I’m using an LXC container in Proxmox running Debian 12. You’re free to use any other Debian 12 system, and the instructions should still work. It’s not particularly resource intensive, but you can monitor it to see if you need to increase the RAM/CPU allocations. I also added a second mount point to /var/lib/gitea, which is where all of the Gitea data will be stored. This just makes it easier to put the data and OS on separate storage locations, restore the entire Gitea install on another system later, or back it up separately.

Here are the commands to setup Gitea. Make sure you go to the download site and get the link to te latest version. The download is the binary (it’s a Go static binary), so there’s nothing to unzip, and no file extension.
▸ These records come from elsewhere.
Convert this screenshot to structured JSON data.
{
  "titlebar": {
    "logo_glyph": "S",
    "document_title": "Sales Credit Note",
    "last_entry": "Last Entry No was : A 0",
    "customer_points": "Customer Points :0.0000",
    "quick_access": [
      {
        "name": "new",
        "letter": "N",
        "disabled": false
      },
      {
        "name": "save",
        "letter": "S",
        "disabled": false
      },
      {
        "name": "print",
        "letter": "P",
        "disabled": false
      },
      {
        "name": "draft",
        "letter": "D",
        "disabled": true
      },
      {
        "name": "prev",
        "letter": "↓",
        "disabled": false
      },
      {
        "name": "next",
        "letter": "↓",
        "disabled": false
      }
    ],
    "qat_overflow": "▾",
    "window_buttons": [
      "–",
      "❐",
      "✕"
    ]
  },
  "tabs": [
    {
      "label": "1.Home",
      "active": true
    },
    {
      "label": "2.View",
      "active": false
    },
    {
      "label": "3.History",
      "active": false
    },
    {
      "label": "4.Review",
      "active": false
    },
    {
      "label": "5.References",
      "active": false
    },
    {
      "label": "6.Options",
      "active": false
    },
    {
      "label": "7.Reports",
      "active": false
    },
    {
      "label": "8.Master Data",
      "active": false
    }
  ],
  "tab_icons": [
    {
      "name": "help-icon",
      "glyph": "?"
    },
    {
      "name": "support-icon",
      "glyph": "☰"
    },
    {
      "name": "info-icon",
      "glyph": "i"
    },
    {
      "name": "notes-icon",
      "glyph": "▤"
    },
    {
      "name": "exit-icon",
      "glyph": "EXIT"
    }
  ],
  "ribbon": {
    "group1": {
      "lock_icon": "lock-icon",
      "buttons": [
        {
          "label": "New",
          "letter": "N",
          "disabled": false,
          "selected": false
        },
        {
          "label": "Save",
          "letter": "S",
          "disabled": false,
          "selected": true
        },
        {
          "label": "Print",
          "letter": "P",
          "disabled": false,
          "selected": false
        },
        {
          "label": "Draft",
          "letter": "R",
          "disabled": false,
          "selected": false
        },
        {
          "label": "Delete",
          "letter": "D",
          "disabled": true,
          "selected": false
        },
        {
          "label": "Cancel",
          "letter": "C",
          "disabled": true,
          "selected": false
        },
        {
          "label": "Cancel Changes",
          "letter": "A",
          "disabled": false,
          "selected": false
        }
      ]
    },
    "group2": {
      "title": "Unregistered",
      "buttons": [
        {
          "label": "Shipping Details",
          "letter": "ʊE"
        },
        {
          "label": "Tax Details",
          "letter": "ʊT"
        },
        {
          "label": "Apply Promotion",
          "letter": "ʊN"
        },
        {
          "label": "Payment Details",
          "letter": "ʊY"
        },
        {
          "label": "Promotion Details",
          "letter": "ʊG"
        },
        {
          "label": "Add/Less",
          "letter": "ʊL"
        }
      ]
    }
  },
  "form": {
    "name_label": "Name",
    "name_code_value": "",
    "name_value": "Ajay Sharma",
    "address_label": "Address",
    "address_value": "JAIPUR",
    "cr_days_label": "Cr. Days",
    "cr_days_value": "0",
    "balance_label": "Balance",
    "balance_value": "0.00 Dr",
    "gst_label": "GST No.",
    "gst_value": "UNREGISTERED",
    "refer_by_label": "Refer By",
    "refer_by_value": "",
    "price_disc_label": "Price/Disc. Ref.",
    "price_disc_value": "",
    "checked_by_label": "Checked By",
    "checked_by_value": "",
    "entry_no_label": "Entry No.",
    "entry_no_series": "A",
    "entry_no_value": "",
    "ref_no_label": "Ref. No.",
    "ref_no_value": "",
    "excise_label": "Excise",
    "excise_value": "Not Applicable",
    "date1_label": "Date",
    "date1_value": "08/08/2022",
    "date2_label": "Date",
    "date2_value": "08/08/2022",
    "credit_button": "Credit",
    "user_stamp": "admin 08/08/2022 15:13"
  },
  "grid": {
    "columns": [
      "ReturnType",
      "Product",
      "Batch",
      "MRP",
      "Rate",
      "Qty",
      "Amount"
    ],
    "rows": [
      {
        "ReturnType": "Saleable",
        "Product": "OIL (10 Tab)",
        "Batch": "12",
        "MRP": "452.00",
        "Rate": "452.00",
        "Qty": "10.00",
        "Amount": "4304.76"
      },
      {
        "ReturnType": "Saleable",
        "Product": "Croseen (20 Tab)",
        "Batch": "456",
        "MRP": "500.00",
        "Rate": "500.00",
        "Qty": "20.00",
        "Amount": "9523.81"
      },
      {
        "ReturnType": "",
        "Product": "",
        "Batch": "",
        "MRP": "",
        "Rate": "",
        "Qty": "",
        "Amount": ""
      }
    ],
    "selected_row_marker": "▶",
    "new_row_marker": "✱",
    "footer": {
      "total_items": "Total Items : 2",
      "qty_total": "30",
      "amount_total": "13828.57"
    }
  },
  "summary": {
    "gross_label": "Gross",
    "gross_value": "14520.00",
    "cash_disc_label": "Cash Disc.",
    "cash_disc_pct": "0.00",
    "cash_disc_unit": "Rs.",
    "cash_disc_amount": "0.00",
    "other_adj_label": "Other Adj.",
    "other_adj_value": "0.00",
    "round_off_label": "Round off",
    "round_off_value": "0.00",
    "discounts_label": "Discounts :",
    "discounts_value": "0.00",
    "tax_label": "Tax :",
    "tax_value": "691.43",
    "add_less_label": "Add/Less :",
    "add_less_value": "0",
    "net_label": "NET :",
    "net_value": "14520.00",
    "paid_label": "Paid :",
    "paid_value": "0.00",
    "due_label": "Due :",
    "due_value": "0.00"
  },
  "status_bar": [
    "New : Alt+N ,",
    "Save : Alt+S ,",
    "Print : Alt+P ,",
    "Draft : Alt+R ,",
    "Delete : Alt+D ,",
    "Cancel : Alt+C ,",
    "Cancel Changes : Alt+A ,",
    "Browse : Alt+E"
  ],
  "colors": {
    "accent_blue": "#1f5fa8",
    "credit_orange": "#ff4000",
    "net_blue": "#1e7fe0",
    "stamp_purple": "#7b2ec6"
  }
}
You probably want linux-amd64.

#Install git
apt update && apt install git -y
#Get the correct download link for the latest version
#Move the binary to bin
mv gitea* /usr/local/bin/gitea
#Make executable
chmod +x /usr/local/bin/gitea
#Ensure it works
gitea --version
#Create the user/group for gitea to operate as
adduser --system --group --disabled-password --home /etc/gitea gitea
#Config directory was created by adduser
#Create directory structure (mountpoint should be /var/lib/gitea)
mkdir -p /var/lib/gitea/{custom,data,log}
chown -R gitea:gitea /var/lib/gitea/
chmod -R 750 /var/lib/gitea/
chown root:gitea /etc/gitea
chmod 770 /etc/gitea

After that, we need a Systemd Service: (/etc/systemd/system/gitea.service)

Description=Gitea (Git with a cup of tea)

# Uncomment the next line if you have repos with lots of files and get a HTTP 500 error because of that
# LimitNOFILE=524288:524288
#The mount point we added to the container
#Create directory in /run
ExecStart=/usr/local/bin/gitea web --config /etc/gitea/app.ini
Environment=USER=gitea HOME=/var/lib/gitea/data GITEA_WORK_DIR=/var/lib/gitea
#Capabilities to bind to low-numbered ports


Then run it:

systemctl daemon-reload
systemctl enable --now gitea

Now you can access it via :3000 to do the intial setup.

Configure HTTPS (Self-Signed)

And finally, configure Gitea to use HTTPS and the usual ports (80/443) using a self-signed cert (or one you provide, old-school) by editing /etc/gitea/app.ini. I’ve provided a diff below, the +- indicates what lines to add and remove.

+CERT_FILE = /etc/gitea/cert.pem
+KEY_FILE  = /etc/gitea/key.pem
+HTTP_PORT = 443
 APP_DATA_PATH = /var/lib/gitea/data
 DISABLE_SSH = false

And then generate a self-signed certificate and restart the server:

#Cd to the gitea directory
cd /etc/gitea
#sign cert
gitea cert --host
#Give gitea user read permissions
chown root:gitea cert.pem key.pem
chmod 640 cert.pem key.pem
#Restart gitea
systemctl restart gitea

To temporarily ignore certificates in Git (for testing), you can use the option -c http.sslVerify=false to git.

Configure HTTPS (Let’s Encrypt)

To use Let’s Encrypt you need a few different options in /etc/gitea/app.ini:

+HTTP_PORT = 443
 APP_DATA_PATH = /var/lib/gitea/data
 DISABLE_SSH = false

I have the URL set to the let’s encrypt staging repository as an example, you can use the directory URL of your own private CA, or leave it out entirely to use the let’s encrypt production server, which is the default if you leave the option out entirely. And then of course restart:

#Restart gitea
systemctl restart gitea

If Gitea can’t get a cert from Let’s Encrypt it will crash and you will have to look at journactl -xeu gitea to figure it out. Very frustrating. So make sure the Let’s Encrypt challenges will work (port 80 + 443 are correctly allowed by your network firewall)